The question becomes, how do you replace the habits you’ve dumped for new, better ones that will stick? Getting rid of your old ways was step one; filling the void so they can’t come back is the next step to ensuring your future is secure. Repetition is how to make a new habit stick and become second nature, but there’s more to it than just that.
“Everyone thinks, ‘OK, I’m a stress eater.’ They don’t think ‘I’m a stress exerciser or I’m a stress worker,’ but in our research we find that people do those things as well just as often as acting badly,” said Prof. Wendy Wood of the Univ. of Southern California.
Finding the right healthy habit is key. While it’s true that you can replace stress eating with another stress reaction, each person is different in their stress activity. Some people are stress cleaners. Some people can turn to reading. You can replace your smoke break with stepping out of the room to listen to your favorite song — it might seem like an antisocial thing to do, but it’s no different than leaving for a cigarette. Other things work for different people. You might find that taking a warm shower after a long day can be as calming as snacks on the couch.
“This is such a personal thing to feel nourished and feel like you are taking care of your own life,” said Michelle Icard, who works with people to build productive ways to react to stress.
Another important thing is to make your new habits convenient. If you want to be more social, find a club that meets at a time that is convenient to you, has commitments that are achievable and that you genuinely enjoy. If you want to go to the gym more, do not sign up for one across town, or that isn’t open on your schedule. Another option is to just buy a cheap exercise bike or treadmill and do it at home. If your new habit takes time, schedule it into your day to make it easier to stick with.
You can also tie your new habit to something more enjoyable that you didn’t do before. Many people spend the time exercising at home to watch trashy TV or read pulpy books or celebrity magazines they usually wouldn’t. It adds some fun and incentive to do something you wouldn’t otherwise do and can rewire your brain. When you want to watch the next episode of the show or get into the next chapter, you’ll find yourself heading to the treadmill!
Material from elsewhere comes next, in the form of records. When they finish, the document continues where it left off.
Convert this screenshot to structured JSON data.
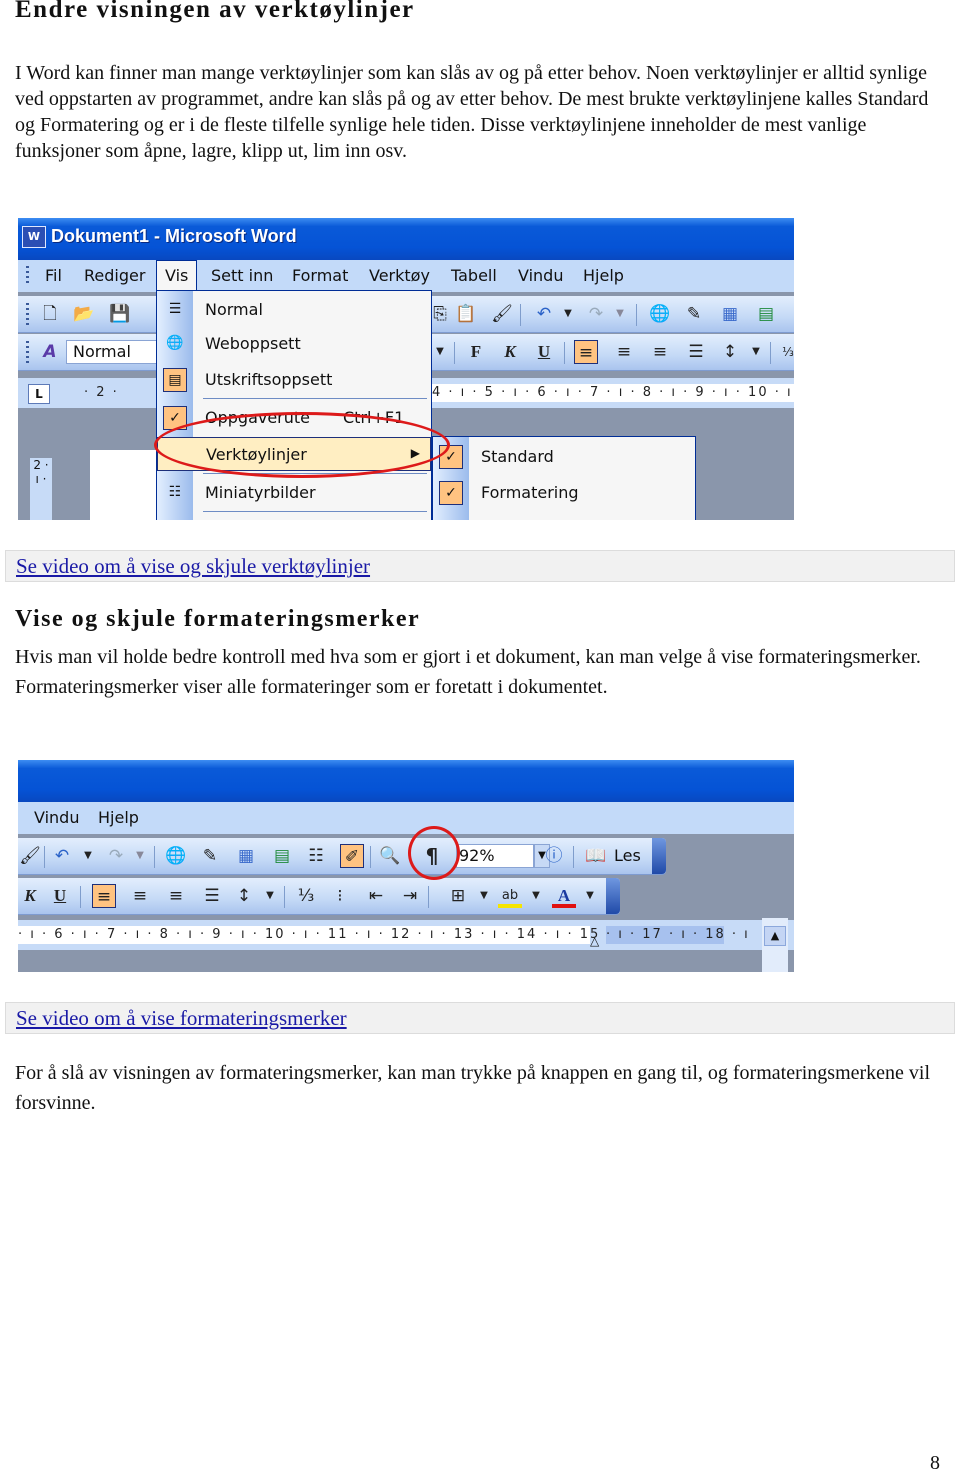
{
  "section1": {
    "title": "Endre visningen av verktøylinjer",
    "paragraph": "I Word kan finner man mange verktøylinjer som kan slås av og på etter behov. Noen verktøylinjer er alltid synlige ved oppstarten av programmet, andre kan slås på og av etter behov. De mest brukte verktøylinjene kalles Standard og Formatering og er i de fleste tilfelle synlige hele tiden. Disse verktøylinjene inneholder de mest vanlige funksjoner som åpne, lagre, klipp ut, lim inn osv.",
    "video_link": "Se video om å vise og skjule verktøylinjer"
  },
  "screenshot1": {
    "window_title": "Dokument1 - Microsoft Word",
    "app_icon": "W",
    "menu": [
      "Fil",
      "Rediger",
      "Vis",
      "Sett inn",
      "Format",
      "Verktøy",
      "Tabell",
      "Vindu",
      "Hjelp"
    ],
    "open_menu": "Vis",
    "style_box": "Normal",
    "ruler_left": "· 2 ·",
    "ruler_right": "4 · ı · 5 · ı · 6 · ı · 7 · ı · 8 · ı · 9 · ı · 10 · ı",
    "vertical_ruler": "2 · ı ·",
    "format_buttons": {
      "bold": "F",
      "italic": "K",
      "underline": "U"
    },
    "vis_menu_items": [
      {
        "label": "Normal",
        "icon": "normal-view-icon",
        "checked": false
      },
      {
        "label": "Weboppsett",
        "icon": "web-layout-icon",
        "checked": false
      },
      {
        "label": "Utskriftsoppsett",
        "icon": "print-layout-icon",
        "checked": true
      },
      {
        "label": "Oppgaverute",
        "shortcut": "Ctrl+F1",
        "checked": true
      },
      {
        "label": "Verktøylinjer",
        "submenu": true,
        "highlighted": true
      },
      {
        "label": "Miniatyrbilder",
        "icon": "thumbnails-icon",
        "checked": false
      }
    ],
    "toolbars_submenu": [
      {
        "label": "Standard",
        "checked": true
      },
      {
        "label": "Formatering",
        "checked": true
      }
    ],
    "highlight_color": "#dd1a1a"
  },
  "section2": {
    "title": "Vise og skjule formateringsmerker",
    "paragraph": "Hvis man vil holde bedre kontroll med hva som er gjort i et dokument, kan man velge å vise formateringsmerker. Formateringsmerker viser alle formateringer som er foretatt i dokumentet.",
    "video_link": "Se video om å vise formateringsmerker"
  },
  "screenshot2": {
    "menu": [
      "Vindu",
      "Hjelp"
    ],
    "zoom_value": "92%",
    "read_button": "Les",
    "pilcrow": "¶",
    "format_buttons": {
      "italic": "K",
      "underline": "U"
    },
    "ruler": "· ı · 6 · ı · 7 · ı · 8 · ı · 9 · ı · 10 · ı · 11 · ı · 12 · ı · 13 · ı · 14 · ı · 15 · ı ·",
    "ruler_tail": "· ı · 17 · ı · 18 · ı",
    "highlight_color": "#dd1a1a"
  },
  "section3": {
    "paragraph": "For å slå av visningen av formateringsmerker, kan man trykke på knappen en gang til, og formateringsmerkene vil forsvinne."
  },
  "page_number": "8",
  "colors": {
    "link": "#1a1aa6",
    "xp_blue": "#0553d6",
    "menu_highlight": "#ffeec2",
    "check_bg": "#ffc381"
  }
}
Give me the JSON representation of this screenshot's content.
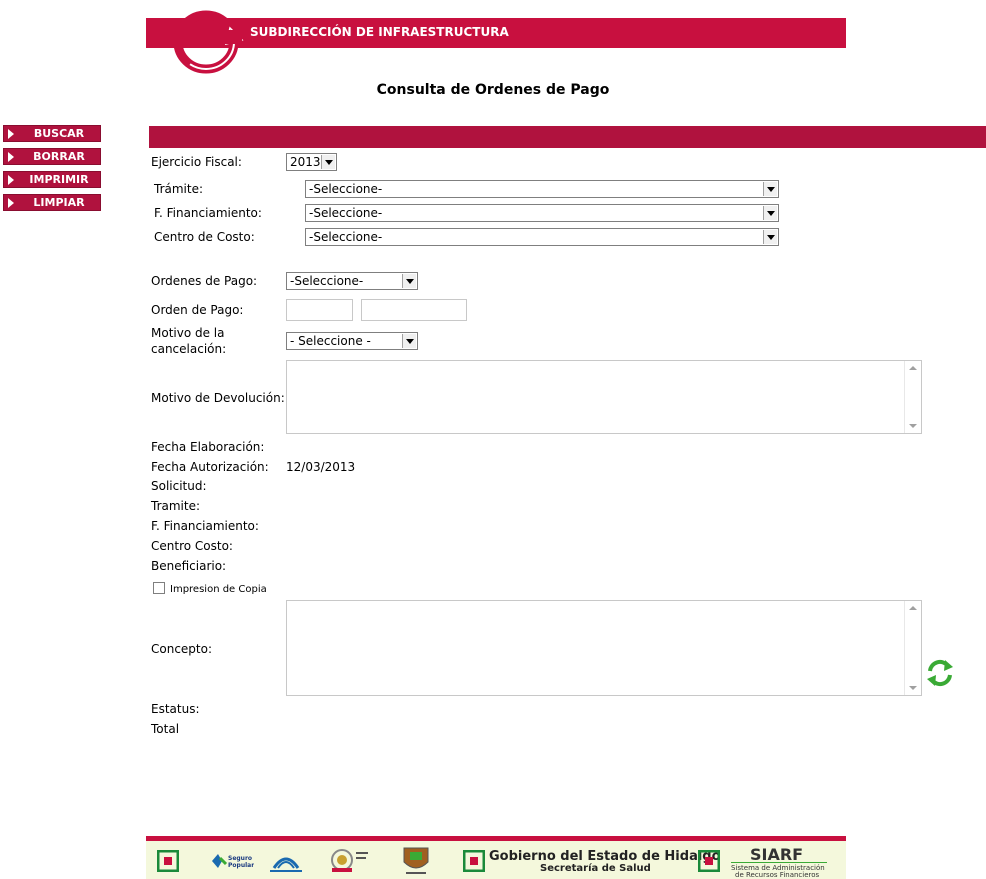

Using these tips, you can build better habits and erase the old ones. It can become second nature. Just like it seemed impossible to break your old habits, you’ll find these new healthy actions are just a part of your life and not doing them will seem unthinkable.